*** Task input ***
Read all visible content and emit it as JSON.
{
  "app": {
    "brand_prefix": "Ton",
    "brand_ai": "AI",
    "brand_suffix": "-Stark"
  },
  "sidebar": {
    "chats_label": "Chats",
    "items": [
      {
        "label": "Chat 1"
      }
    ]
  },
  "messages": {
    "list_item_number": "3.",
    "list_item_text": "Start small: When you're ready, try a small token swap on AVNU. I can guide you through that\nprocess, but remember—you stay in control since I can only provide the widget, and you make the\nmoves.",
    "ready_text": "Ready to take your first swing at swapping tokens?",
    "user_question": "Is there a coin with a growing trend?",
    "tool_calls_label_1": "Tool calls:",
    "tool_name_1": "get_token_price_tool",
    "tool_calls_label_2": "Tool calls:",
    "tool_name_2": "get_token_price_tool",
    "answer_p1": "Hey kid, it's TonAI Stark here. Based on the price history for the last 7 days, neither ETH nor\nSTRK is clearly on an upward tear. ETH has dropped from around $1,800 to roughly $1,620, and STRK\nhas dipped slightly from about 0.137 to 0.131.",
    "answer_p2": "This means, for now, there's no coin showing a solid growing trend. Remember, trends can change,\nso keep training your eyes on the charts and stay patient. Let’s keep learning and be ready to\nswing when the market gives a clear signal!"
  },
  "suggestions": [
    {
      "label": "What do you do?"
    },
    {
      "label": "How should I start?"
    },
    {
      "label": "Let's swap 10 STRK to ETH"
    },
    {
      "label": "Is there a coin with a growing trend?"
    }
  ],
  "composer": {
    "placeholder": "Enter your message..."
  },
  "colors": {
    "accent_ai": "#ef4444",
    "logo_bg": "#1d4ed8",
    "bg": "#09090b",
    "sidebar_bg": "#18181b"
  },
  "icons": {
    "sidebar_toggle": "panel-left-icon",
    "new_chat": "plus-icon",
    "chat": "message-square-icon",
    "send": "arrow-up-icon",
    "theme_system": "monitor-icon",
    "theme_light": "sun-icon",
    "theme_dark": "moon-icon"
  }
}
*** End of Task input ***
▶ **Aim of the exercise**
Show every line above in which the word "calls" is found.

▶ **Result of the exercise**
    "tool_calls_label_1": "Tool calls:",
    "tool_calls_label_2": "Tool calls:",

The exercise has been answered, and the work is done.